Come and write a letter to the editor of your favorite newspaper in a friendly and supportive environment. Our suggested topic will be the nuclear weapons budget. We will offer a short briefing and handouts to get you started. Or, you may choose to write on a different topic. Snacks and refreshments served. Also, save the date for the Thursday, September 4th Letter to the Editor Writing Party.

Thursday, August 21

Tri-Valley CAREs meeting
7:30 PM - 9 PM, Livermore Library
Community Room A
1188 So. Livermore Ave.
(925) 443-7148 for details

We will report out on the August Action, preview the upcoming Strategic Planning Retreat, discuss the Lab's Hazardous Waste Permit Renewal and more! It will be a fun and information packed meeting. See you there.

Saturday, August 23rd

Strategic Planning Retreat
9:45AM to 4:30PM. Bring something to share for a potluck lunch.
United Christian Church, 1886 College Ave., Livermore
RSVP is required - Space is Limited
Call or email us to reserve your place
Contact:, or (925) 443-7148

Who Should Participate: If you are a Tri-Valley CAREs member, supporter, volunteer, staff or board member, the answer is "you." If you want to give peace a strategy - and work with us to carry it out - we welcome your participation.
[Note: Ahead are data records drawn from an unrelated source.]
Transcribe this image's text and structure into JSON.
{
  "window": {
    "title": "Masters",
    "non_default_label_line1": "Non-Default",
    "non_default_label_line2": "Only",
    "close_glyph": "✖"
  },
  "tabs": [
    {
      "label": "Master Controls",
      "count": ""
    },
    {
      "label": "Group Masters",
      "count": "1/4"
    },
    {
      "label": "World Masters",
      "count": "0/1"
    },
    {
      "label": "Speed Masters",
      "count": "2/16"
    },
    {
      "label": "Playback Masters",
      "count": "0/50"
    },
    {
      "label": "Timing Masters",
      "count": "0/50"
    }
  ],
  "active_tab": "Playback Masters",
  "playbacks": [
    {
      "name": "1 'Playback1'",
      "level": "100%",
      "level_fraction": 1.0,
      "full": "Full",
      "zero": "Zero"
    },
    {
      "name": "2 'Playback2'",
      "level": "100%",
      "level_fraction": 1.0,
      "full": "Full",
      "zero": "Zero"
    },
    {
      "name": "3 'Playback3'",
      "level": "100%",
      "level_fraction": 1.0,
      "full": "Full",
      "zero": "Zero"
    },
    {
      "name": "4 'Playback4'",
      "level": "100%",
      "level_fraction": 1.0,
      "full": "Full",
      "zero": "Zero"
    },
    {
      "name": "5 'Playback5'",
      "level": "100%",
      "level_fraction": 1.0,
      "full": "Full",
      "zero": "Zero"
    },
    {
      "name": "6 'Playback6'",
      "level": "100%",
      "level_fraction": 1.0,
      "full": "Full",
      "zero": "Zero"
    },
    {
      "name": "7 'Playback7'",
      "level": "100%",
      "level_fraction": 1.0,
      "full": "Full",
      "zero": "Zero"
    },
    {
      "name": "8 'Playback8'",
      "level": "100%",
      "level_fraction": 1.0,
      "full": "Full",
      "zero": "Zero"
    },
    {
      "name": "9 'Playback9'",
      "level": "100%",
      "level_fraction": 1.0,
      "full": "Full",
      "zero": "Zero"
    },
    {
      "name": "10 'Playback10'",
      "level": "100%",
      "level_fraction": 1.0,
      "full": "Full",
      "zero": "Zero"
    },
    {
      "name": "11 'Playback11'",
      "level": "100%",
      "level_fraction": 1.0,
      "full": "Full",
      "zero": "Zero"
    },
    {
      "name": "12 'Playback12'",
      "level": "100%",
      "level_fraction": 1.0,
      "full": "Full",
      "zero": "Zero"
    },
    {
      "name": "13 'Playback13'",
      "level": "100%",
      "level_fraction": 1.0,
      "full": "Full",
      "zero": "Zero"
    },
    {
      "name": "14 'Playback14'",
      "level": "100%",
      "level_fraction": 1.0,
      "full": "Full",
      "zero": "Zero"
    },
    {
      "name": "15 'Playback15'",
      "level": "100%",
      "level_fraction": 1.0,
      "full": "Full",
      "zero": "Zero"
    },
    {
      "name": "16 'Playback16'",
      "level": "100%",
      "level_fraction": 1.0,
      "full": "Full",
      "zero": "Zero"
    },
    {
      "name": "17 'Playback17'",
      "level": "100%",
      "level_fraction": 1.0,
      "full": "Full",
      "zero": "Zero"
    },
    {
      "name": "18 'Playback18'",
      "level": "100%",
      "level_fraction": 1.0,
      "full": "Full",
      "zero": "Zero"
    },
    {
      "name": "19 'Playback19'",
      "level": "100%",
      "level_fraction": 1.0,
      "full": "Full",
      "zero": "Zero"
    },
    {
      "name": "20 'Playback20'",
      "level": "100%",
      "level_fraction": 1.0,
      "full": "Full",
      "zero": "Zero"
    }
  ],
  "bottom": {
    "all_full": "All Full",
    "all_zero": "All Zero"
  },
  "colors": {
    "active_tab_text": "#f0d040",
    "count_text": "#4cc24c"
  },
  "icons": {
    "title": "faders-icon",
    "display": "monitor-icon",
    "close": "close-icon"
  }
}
What Do You Need To Do? First, RSVP. We will send you a packet with guidance on how to do strategic planning, the day's agenda, and other relevant information.

Special Tri-Valley CAREs meeting: Nuclear Waste Cleanup
7:00 PM - 9 PM, Livermore Library
Community Room A
1188 So. Livermore Ave.
(925) 443-7148 for details

We will hear from environmental scientist Peter Strauss and other experts regarding the Superfund cleanup of toxic and radioactive contamination at Livermore Lab. We will also craft an action plan to ensure the community has a voice in decisions. Come to learn - and let your voice be heard! Call for details.

Aug. 6 - Hiroshima Action @ Livermore Lab

by Scott Yundt from Tri-Valley CAREs' Summer 2014 newsletter, Citizen's Watch

Sixty-nine years ago, the U.S. dropped atomic bombs on Hiroshima and Nagasaki. We will gather this year at Livermore Lab on Aug. 6 at 7:30 AM to remember those actions and to demand progress toward nuclear disarmament.

The program for our event will center on the theme, "Failure to Disarm: Holding Our Government Accountable." It will touch on the continuing dangers of the Fukushima Daiichi Nuclear Plant meltdowns, the continuing development of nuclear weapons at Livermore Lab and the U.S. military build up in Asia.

Our keynote speaker, Rick Wayman of the Nuclear Age Peace Foundation, will speak about the Nuclear Zero lawsuits brought by the tiny but courageous Republic of the Marshall Islands. Marshall Islanders know all too well the devastating effect of living in a nuclear age.

From 1946 to 1958, the U.S. conducted 67 nuclear weapons tests in the Marshall Islands. Their explosive power was estimated to be 1,000 times greater than the bombs that crippled Hiroshima and Nagasaki.

Still plagued by the health and environmental effects, this past spring the Marshall Islanders sought relief in the International Court of Justice, suing the nine nuclear powers for their failure to comply with the Non-Proliferation Treaty, known as the NPT. With the assistance of Rick Wayman and others, the Marshall Islands have also filed a lawsuit in the U.S. District Court against the United States for breach of treaty and flagrant violations of international law. The Marshallese seek global nuclear disarmament, not compensation, so that we may all enjoy the security of living in a non-nuclear environment.

At 8:30AM, there will be a call to action and a short march from the corner of Patterson Pass Rd. and Vasco Rd. (where the rally takes place) to Livermore Lab's West Gate where those who choose will peaceably risk arrest. Others will provide supportive witness. Traditional Japanese dance will be performed.

The program will also include amazing music from Daniel Zwickel and world music ensemble Duamuxa. Coffee and snacks will be available.

This event is sponsored by dozens of groups, including Tri-Valley CAREs. We believe that public involvement at this historic time, at the gates of one of the two principal U.S. nuclear weapons design labs, can concretely move us closer to the more truly secure, environmentally friendly, just and peaceful world we seek.

A flier is enclosed, and more information is available here. We hope to see you there!